**ACTIVITY**:
From the records below, take each line where the string "Louiezhel" shows up and copy it.

**Records from a collection**:

BEGIN

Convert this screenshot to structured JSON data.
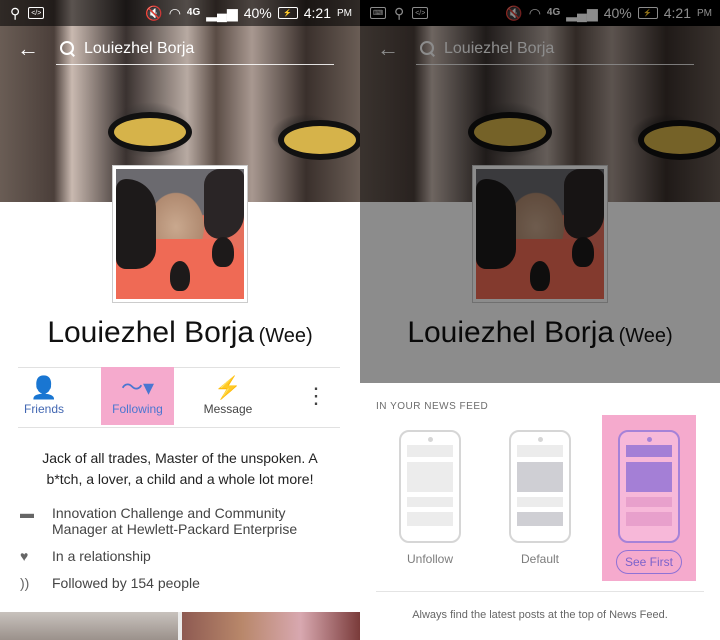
{
  "status_bar": {
    "battery": "40%",
    "time": "4:21",
    "ampm": "PM"
  },
  "search": {
    "query": "Louiezhel Borja"
  },
  "profile": {
    "name": "Louiezhel Borja",
    "nickname": "(Wee)",
    "bio": "Jack of all trades, Master of the unspoken. A b*tch, a lover, a child and a whole lot more!",
    "work": "Innovation Challenge and Community Manager at Hewlett-Packard Enterprise",
    "relationship": "In a relationship",
    "followers": "Followed by 154 people"
  },
  "actions": {
    "friends": "Friends",
    "following": "Following",
    "message": "Message"
  },
  "news_feed_sheet": {
    "title": "IN YOUR NEWS FEED",
    "options": [
      "Unfollow",
      "Default",
      "See First"
    ],
    "note": "Always find the latest posts at the top of News Feed."
  },
  "colors": {
    "accent_blue": "#4267b2",
    "highlight_pink": "#f5aacd",
    "see_first_purple": "#8f72d6"
  }
}
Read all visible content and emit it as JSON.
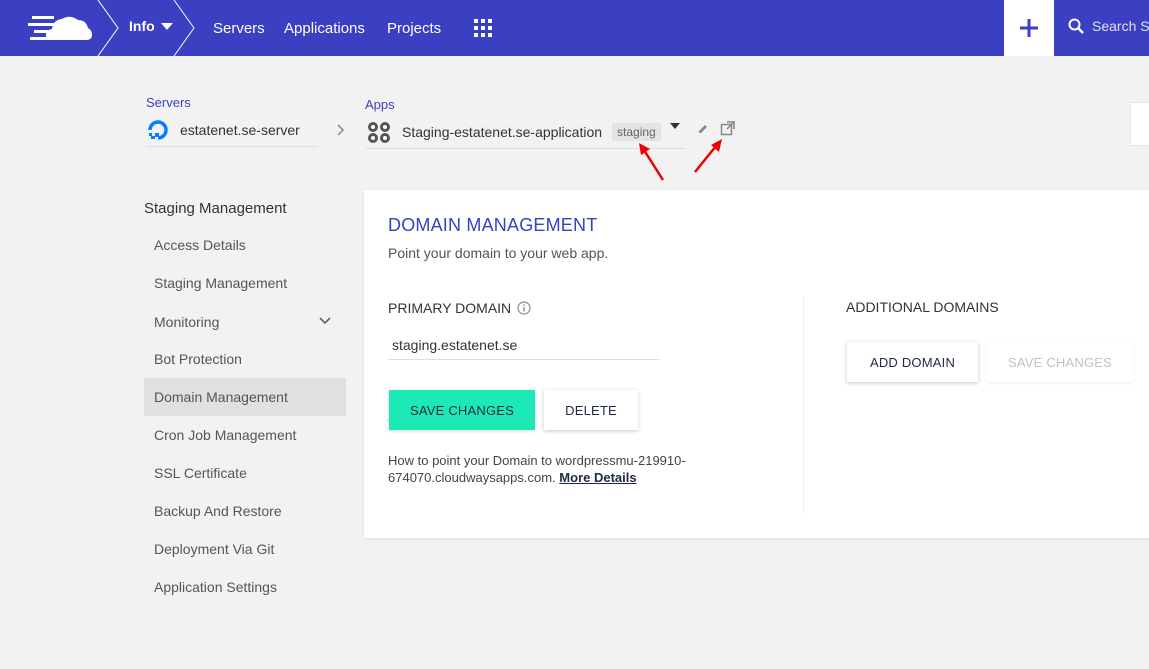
{
  "topbar": {
    "info_label": "Info",
    "nav": [
      "Servers",
      "Applications",
      "Projects"
    ],
    "search_placeholder": "Search S",
    "colors": {
      "bar": "#3b3fc1",
      "accent": "#1de9b6"
    }
  },
  "selectors": {
    "servers_label": "Servers",
    "server_name": "estatenet.se-server",
    "apps_label": "Apps",
    "app_name": "Staging-estatenet.se-application",
    "app_badge": "staging"
  },
  "sidebar": {
    "title": "Staging Management",
    "items": [
      {
        "label": "Access Details"
      },
      {
        "label": "Staging Management"
      },
      {
        "label": "Monitoring"
      },
      {
        "label": "Bot Protection"
      },
      {
        "label": "Domain Management"
      },
      {
        "label": "Cron Job Management"
      },
      {
        "label": "SSL Certificate"
      },
      {
        "label": "Backup And Restore"
      },
      {
        "label": "Deployment Via Git"
      },
      {
        "label": "Application Settings"
      }
    ]
  },
  "card": {
    "title": "DOMAIN MANAGEMENT",
    "subtitle": "Point your domain to your web app.",
    "primary_label": "PRIMARY DOMAIN",
    "primary_value": "staging.estatenet.se",
    "save_label": "SAVE CHANGES",
    "delete_label": "DELETE",
    "help_text": "How to point your Domain to wordpressmu-219910-674070.cloudwaysapps.com.",
    "help_link": "More Details",
    "additional_label": "ADDITIONAL DOMAINS",
    "add_domain_label": "ADD DOMAIN",
    "save_changes_disabled_label": "SAVE CHANGES"
  }
}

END

**ANSWER FOR THE TASK**:
    "query": "Louiezhel Borja"
    "name": "Louiezhel Borja",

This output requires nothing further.